7. Use alternative
English is a colorful language, but chronic cursers repeatedly use
the same, unimaginative words that have been around for centuries.
Take the time to develop your own list of alternatives to the nasty
words you now use, relying on your own intelligence, a thesaurus,
good books, and even some of the more clever TV shows. Select a few
powerful or even funny words, and get in the habit of substituting
them for swear words. For example, instead of B.S., choices range
from lie, fabrication, nonsense and exaggeration to bunk, baloney,
drivel, malarkey, hokum, hogwash and balderdash. They might not give
you satisfaction at first, but they will eventually.
8. Make your point politely.
Some substitute words can be just as offensive if your tone is abrasive
or you insult someone.
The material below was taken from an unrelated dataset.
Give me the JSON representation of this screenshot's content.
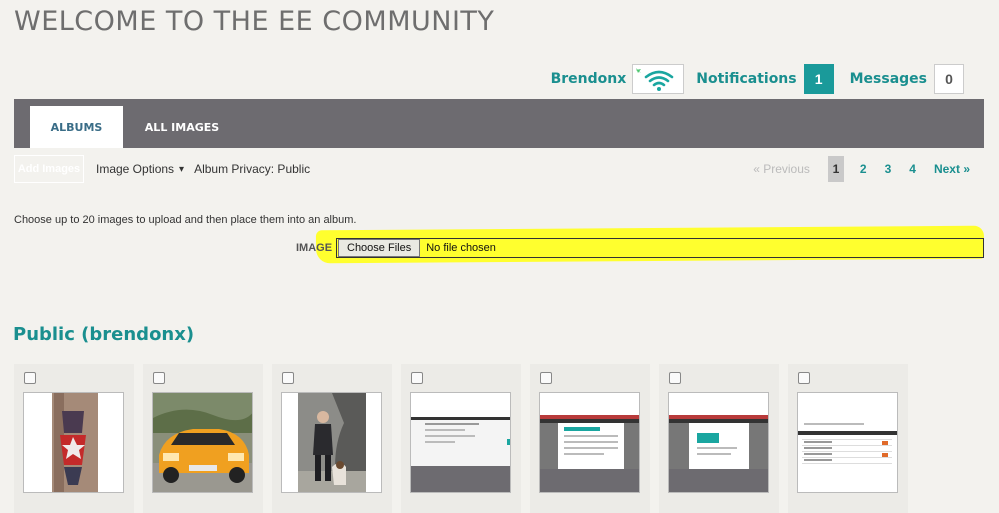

Think of the response to what you are about
to say, and decide if you need to reword your statement to be more
effective. For example, if someone suggests that you are doing something
incorrectly, your response can range from "Who gives a flying f___?"
to "I don't care," to "It really doesn't matter," or "I think my way
is faster." The first reply is defensive, defiant, belligerent, and
reflects a terrible attitude. The last reply is a justification that
the other person might appreciate. Take the time to make your point
in a mature and convincing manner.
9. Think of what you should have said.
It is easy to blurt out a swear word at an inappropriate time, or
to bark out a tactless or tasteless remark before you have a chance
to consider the impact. Think of what you could have said. After you
shout an expletive, simply say the tamer word you wished you had said.
If you make a statement that you later realize was negative, confrontational
or rude, think of how you could have phrased the statement. Over time,
these exercises will train you to think and act differently.
10. Work at it.
Breaking the swearing habit might prove to be no easier that losing
weight, giving up cigarettes, or correcting any other habit. It takes
practice, support from others, and a true desire to be a better person
-- not only by controlling your language, but the emotions that prompt
you to swear. Here are a few exercises to condition yourself:
Think in clean language, and switch negative thoughts into positive
When you are on your way to a situation you know will test your
temper and your tongue, plan ahead what you will say and how you will
Tell your family or friends what you are doing, and you will
be more cautious around them.
Determine when and why you swear the most, and develop your
own tricks for changing your behavior.